◆ **WHAT THE EXERCISE ASKS**
From the data below, return all lines holding the string "towary".

◆ **INPUT**
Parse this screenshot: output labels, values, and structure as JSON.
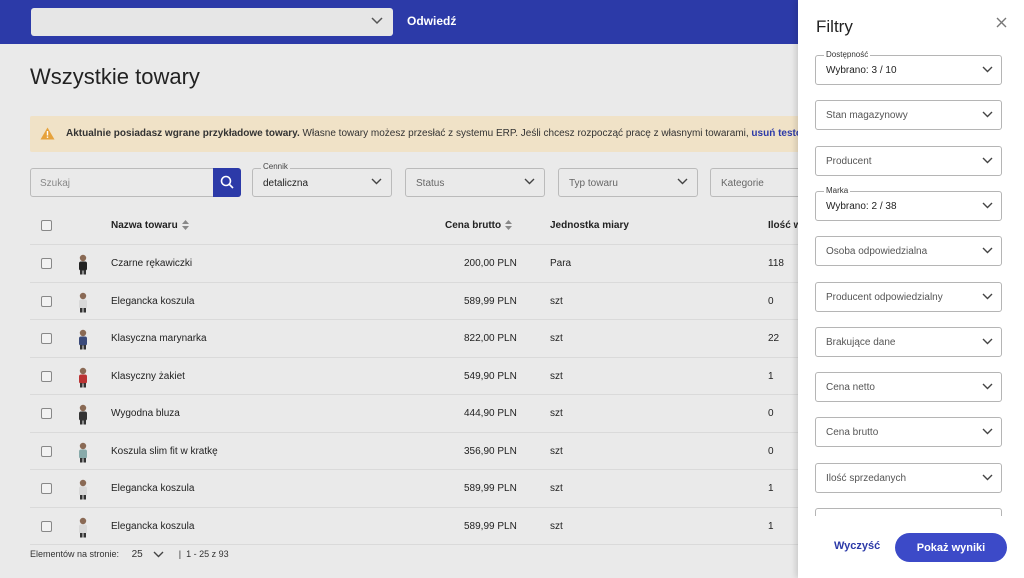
{
  "topbar": {
    "site_select_value": "",
    "visit_label": "Odwiedź"
  },
  "page": {
    "title": "Wszystkie towary",
    "banner": {
      "bold": "Aktualnie posiadasz wgrane przykładowe towary.",
      "text": " Własne towary możesz przesłać z systemu ERP. Jeśli chcesz rozpocząć pracę z własnymi towarami, ",
      "link": "usuń testowe to"
    }
  },
  "filters": {
    "search_placeholder": "Szukaj",
    "cennik_label": "Cennik",
    "cennik_value": "detaliczna",
    "status": "Status",
    "typ": "Typ towaru",
    "kategorie": "Kategorie"
  },
  "table": {
    "headers": {
      "name": "Nazwa towaru",
      "price": "Cena brutto",
      "unit": "Jednostka miary",
      "qty": "Ilość w"
    },
    "rows": [
      {
        "name": "Czarne rękawiczki",
        "price": "200,00 PLN",
        "unit": "Para",
        "qty": "118"
      },
      {
        "name": "Elegancka koszula",
        "price": "589,99 PLN",
        "unit": "szt",
        "qty": "0"
      },
      {
        "name": "Klasyczna marynarka",
        "price": "822,00 PLN",
        "unit": "szt",
        "qty": "22"
      },
      {
        "name": "Klasyczny żakiet",
        "price": "549,90 PLN",
        "unit": "szt",
        "qty": "1"
      },
      {
        "name": "Wygodna bluza",
        "price": "444,90 PLN",
        "unit": "szt",
        "qty": "0"
      },
      {
        "name": "Koszula slim fit w kratkę",
        "price": "356,90 PLN",
        "unit": "szt",
        "qty": "0"
      },
      {
        "name": "Elegancka koszula",
        "price": "589,99 PLN",
        "unit": "szt",
        "qty": "1"
      },
      {
        "name": "Elegancka koszula",
        "price": "589,99 PLN",
        "unit": "szt",
        "qty": "1"
      }
    ]
  },
  "pager": {
    "label": "Elementów na stronie:",
    "per_page": "25",
    "range": "1 - 25 z 93"
  },
  "drawer": {
    "title": "Filtry",
    "selects": [
      {
        "label": "Dostępność",
        "value": "Wybrano: 3 / 10"
      },
      {
        "label": "",
        "value": "Stan magazynowy"
      },
      {
        "label": "",
        "value": "Producent"
      },
      {
        "label": "Marka",
        "value": "Wybrano: 2  / 38"
      },
      {
        "label": "",
        "value": "Osoba odpowiedzialna"
      },
      {
        "label": "",
        "value": "Producent odpowiedzialny"
      },
      {
        "label": "",
        "value": "Brakujące dane"
      },
      {
        "label": "",
        "value": "Cena netto"
      },
      {
        "label": "",
        "value": "Cena brutto"
      },
      {
        "label": "",
        "value": "Ilość sprzedanych"
      }
    ],
    "clear_label": "Wyczyść",
    "show_label": "Pokaż wyniki"
  },
  "colors": {
    "brand": "#2c3aa8",
    "banner_bg": "#f0e2c7",
    "warning": "#e6a23c"
  }
}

◆ **RESULT**
    "title": "Wszystkie towary",
      "bold": "Aktualnie posiadasz wgrane przykładowe towary.",
      "text": " Własne towary możesz przesłać z systemu ERP. Jeśli chcesz rozpocząć pracę z własnymi towarami, ",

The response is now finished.